And, my feminist hackles got all hackled up early on…at which point I sat in the theater with my lips pursed and thought “does my feminism blind me from seeing the larger whole? Can I now not appreciate something because it fails on one level that happens to be particularly important to me? Is this why feminists are so often accused of being humorless?” To which I then thought, “I’d prefer my humor to not be working against my general beliefs, and if that makes me a stalwart, then so be it.” To which I then thought, “I really wish there were more women in power with these movies not to make things more feminine, but to just shed some goddamn light on how wack all this is.” To which I then thought of Louis C.K. saying in a standup routine, “It is great to be a white man in America. Really, I would reup every time!” And then I started paying attention again to the movie.

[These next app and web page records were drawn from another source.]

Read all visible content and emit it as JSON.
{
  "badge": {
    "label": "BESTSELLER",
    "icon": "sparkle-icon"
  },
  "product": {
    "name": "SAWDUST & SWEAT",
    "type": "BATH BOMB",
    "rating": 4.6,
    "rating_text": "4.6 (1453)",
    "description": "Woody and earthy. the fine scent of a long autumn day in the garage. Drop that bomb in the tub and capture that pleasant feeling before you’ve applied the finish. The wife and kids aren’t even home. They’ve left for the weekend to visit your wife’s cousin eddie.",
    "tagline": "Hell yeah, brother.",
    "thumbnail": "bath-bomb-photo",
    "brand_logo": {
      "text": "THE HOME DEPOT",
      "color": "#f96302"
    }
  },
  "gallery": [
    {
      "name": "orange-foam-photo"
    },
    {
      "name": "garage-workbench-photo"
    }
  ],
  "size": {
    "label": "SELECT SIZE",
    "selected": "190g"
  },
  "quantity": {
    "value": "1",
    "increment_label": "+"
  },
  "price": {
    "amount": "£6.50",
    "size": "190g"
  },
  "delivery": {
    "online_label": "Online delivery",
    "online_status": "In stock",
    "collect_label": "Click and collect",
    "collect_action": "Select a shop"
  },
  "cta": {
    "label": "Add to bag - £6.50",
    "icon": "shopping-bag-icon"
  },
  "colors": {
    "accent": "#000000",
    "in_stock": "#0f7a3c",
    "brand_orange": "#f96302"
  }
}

Here were my initial balks:
- To show his dislike of Ferrell’s character, Wahlberg says “even the sound of his piss is feminine.”
- To show his dislike of Ferrell’s Prius, Wahlberg says “it feels like I am actually in a vagina.”
- The other cops agree: to deride the Prius, they say things like “it looks like a tampon on wheels.” There are several of these, all comparing the Prius as a particularly female car, and thus an obvious insult.
- Ferrell is a total asshole to his wife, at one point verging on abusive, and she coddles him accordingly.
- Wahlberg woos a woman by stalking her, which she first describes as creepy, but then eventually marries him.
- There are four women in the movie: hot wife, sweet girlfriend, shrewish ex, Anne Heche.
- Ferrell has a history as a pimp, which he learns to embrace and accept, which makes him a better man.
I left the movie, thinking it was okay as a gesture of comedy, but disappointed by the sexism, and the fact that if this was indeed made for adolescent boys, then Priuses had become untouchable, and the idea that feminine=bad (and funny!) had been reinforced.
But, then I thought, maybe everything in the movie had been an attempt, perhaps unsuccessfully, to prod the original stereotype. Maybe even down to the sexism, it was mocking the ridiculous masculinity of the cop genre.
As counterpoint to my original balks (a rebalking!):
- Wahlberg’s hatred of his partner’s “weakness” is overplayed to show the fear of femininity in cop movie culture
- The bro rant against the Prius is overplayed to emphasize the above, and to highlight the general nonsensical misogyny of the genre
- Eva Mendes’ role is a play on how often ugly cops have gorgeous wives they mistreat, and these wives often conveniently announce a pregnancy to raise the stakes, as well as always exist to offer the downtrodden male cop succor and sex (and dinner).
- Wahlberg’s stalking is a direct reference to Carlito’s Way, where Carlito does indeed stalk Penelope Anne Miller in her ballet class, which is portrayed as romantic.
- There aren’t any women besides wives, girlfriend’s, and a hooker or two in cop movies.
- Ferrell’s pimp past as a take on the dark side the cops are given to show their understanding of the law, and the animal within.
And so, instead of being irritatingly blind and glib, the movie becomes savvy, part of the posse, leaning towards a feminist critique of masculinity. And, this might have actually been a key theme in the original script. If it was in there, the movie was re-shaped so unevenly by its final product, this theme is smothered enough to almost become invisible, and certainly for the 14-year-olds out there watching, non-existent.
Confusingly, Entertainment Weekly reviewed the movie as “a comedy of manhood for the age of emasculation.” Emasculation here seems like the wrong word, and leans towards the old school of offense. Perhaps what it tried to be was a comedy of manhood for the age of men as real people. Now, if the ladies (and the poor Prius) could get the same service.